In the landmark 85-page independent report replete with color graphs, algorithms and hypotheses, a group of 10 highly-rated professors and scientists chaired by Alan Nathan determined that the ball is not livelier or “juiced.” Nathan is a professor emeritus of physics from the University of Illinois at Urbana Champaign.

The surge in home runs “seems, instead, to have arisen from a decrease in the ball’s drag properties, which cause it to carry further than previously, given the same set of initial conditions – exit velocity, launch and spray angle, and spin. So, there is indirect evidence that the ball has changed, but we don’t yet know how,” wrote Leonard Mlodinow, in the report’s eight-page executive summary.

  • In the Media

Growing up in Trinidad and Tobago, Kandice Tanner went to a school where she was one of only a dozen girls among 1200 pupils. She had switched from an all-girl school to avoid the distractions of socializing and to take the more advanced math classes offered at the boys’ school. “Being submerged in an all-male environment early on was beneficial to me,” Tanner says. “I felt comfortable with guys, and more important, I knew I could hold my own in a male-dominated environment.”

  • Research
  • Condensed Matter Physics
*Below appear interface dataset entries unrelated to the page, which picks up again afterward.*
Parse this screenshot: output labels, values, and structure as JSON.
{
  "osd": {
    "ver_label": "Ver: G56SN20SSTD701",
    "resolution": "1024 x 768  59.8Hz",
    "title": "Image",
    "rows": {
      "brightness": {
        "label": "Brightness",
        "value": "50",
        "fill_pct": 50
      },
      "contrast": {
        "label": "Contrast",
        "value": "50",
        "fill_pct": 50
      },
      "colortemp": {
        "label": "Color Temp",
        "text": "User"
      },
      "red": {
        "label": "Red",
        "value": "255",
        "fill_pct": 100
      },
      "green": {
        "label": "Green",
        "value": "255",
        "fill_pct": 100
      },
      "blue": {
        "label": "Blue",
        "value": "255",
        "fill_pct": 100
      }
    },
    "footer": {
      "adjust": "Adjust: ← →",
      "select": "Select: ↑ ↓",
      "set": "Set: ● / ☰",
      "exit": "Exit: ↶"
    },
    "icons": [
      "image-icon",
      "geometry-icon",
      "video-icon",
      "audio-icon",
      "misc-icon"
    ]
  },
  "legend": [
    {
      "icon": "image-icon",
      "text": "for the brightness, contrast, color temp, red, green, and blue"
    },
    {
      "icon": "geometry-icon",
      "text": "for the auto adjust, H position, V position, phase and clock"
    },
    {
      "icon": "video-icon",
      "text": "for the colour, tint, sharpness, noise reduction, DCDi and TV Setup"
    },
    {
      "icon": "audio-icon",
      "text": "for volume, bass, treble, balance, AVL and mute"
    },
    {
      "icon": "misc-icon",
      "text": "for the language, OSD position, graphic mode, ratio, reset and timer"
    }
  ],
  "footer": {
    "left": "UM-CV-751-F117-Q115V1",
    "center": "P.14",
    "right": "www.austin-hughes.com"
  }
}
Illinois Physics Professor Philip Phillips and Math Professor Gabriele La Nave have theorized a new kind of electromagnetism far beyond anything conceivable in classical electromagnetism today, a conjecture that would upend our current understanding of the physical world, from the propagation of light to the quantization of charge. Their revolutionary new theory, which Phillips has dubbed “fractional electromagnetism,” would also solve an intriguing problem that has baffled physicists for decades, elucidating emergent behavior in the “strange metal” of the cuprate superconductors.

This research is published in an upcoming colloquium paper in Reviews of Modern Physics (arXiv:1904.01023v1).

  • Accolades
  • Student News

The BPS Art of Science Image Contest took place again this year, during the 63rd Annual Meeting in Baltimore. The image that won first place was submitted by Angela Barragan, PhD Candidate at the Beckman Institute UIUC. Barragan took some time to provide information about the image and the science it represents.